Information provided:

<<<<

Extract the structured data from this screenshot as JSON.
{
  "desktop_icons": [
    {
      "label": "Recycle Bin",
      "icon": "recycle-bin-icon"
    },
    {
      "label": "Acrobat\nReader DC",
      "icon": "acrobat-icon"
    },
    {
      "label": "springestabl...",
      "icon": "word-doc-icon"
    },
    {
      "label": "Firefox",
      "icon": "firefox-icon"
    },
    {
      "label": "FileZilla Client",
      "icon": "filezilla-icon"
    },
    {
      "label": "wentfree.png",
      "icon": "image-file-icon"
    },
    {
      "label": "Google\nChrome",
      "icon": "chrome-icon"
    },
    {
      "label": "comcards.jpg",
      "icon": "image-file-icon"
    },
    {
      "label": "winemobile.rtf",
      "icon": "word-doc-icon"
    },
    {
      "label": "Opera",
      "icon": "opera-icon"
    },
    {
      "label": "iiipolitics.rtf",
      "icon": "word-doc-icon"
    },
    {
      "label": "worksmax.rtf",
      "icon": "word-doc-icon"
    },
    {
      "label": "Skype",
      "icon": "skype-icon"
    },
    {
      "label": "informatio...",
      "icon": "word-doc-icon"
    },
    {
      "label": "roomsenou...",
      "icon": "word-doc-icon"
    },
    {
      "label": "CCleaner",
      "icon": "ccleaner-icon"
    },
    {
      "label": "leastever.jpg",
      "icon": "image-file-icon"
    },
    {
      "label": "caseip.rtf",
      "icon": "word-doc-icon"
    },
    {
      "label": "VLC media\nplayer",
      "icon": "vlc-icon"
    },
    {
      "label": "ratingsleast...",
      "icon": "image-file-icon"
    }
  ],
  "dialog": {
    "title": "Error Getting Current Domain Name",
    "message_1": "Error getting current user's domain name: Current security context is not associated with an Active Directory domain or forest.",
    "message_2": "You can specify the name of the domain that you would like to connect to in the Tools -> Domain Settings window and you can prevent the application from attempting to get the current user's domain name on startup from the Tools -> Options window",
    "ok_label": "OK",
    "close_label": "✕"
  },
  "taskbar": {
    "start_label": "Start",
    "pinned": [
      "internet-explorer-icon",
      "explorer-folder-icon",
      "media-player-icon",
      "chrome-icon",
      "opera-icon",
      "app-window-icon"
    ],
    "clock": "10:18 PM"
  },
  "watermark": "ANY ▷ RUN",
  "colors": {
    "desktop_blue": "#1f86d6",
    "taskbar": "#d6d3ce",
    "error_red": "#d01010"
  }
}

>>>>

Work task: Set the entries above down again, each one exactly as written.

Answer space:
Extract the structured data from this screenshot as JSON.
{
  "desktop_icons": [
    {
      "label": "Recycle Bin",
      "icon": "recycle-bin-icon"
    },
    {
      "label": "Acrobat\nReader DC",
      "icon": "acrobat-icon"
    },
    {
      "label": "springestabl...",
      "icon": "word-doc-icon"
    },
    {
      "label": "Firefox",
      "icon": "firefox-icon"
    },
    {
      "label": "FileZilla Client",
      "icon": "filezilla-icon"
    },
    {
      "label": "wentfree.png",
      "icon": "image-file-icon"
    },
    {
      "label": "Google\nChrome",
      "icon": "chrome-icon"
    },
    {
      "label": "comcards.jpg",
      "icon": "image-file-icon"
    },
    {
      "label": "winemobile.rtf",
      "icon": "word-doc-icon"
    },
    {
      "label": "Opera",
      "icon": "opera-icon"
    },
    {
      "label": "iiipolitics.rtf",
      "icon": "word-doc-icon"
    },
    {
      "label": "worksmax.rtf",
      "icon": "word-doc-icon"
    },
    {
      "label": "Skype",
      "icon": "skype-icon"
    },
    {
      "label": "informatio...",
      "icon": "word-doc-icon"
    },
    {
      "label": "roomsenou...",
      "icon": "word-doc-icon"
    },
    {
      "label": "CCleaner",
      "icon": "ccleaner-icon"
    },
    {
      "label": "leastever.jpg",
      "icon": "image-file-icon"
    },
    {
      "label": "caseip.rtf",
      "icon": "word-doc-icon"
    },
    {
      "label": "VLC media\nplayer",
      "icon": "vlc-icon"
    },
    {
      "label": "ratingsleast...",
      "icon": "image-file-icon"
    }
  ],
  "dialog": {
    "title": "Error Getting Current Domain Name",
    "message_1": "Error getting current user's domain name: Current security context is not associated with an Active Directory domain or forest.",
    "message_2": "You can specify the name of the domain that you would like to connect to in the Tools -> Domain Settings window and you can prevent the application from attempting to get the current user's domain name on startup from the Tools -> Options window",
    "ok_label": "OK",
    "close_label": "✕"
  },
  "taskbar": {
    "start_label": "Start",
    "pinned": [
      "internet-explorer-icon",
      "explorer-folder-icon",
      "media-player-icon",
      "chrome-icon",
      "opera-icon",
      "app-window-icon"
    ],
    "clock": "10:18 PM"
  },
  "watermark": "ANY ▷ RUN",
  "colors": {
    "desktop_blue": "#1f86d6",
    "taskbar": "#d6d3ce",
    "error_red": "#d01010"
  }
}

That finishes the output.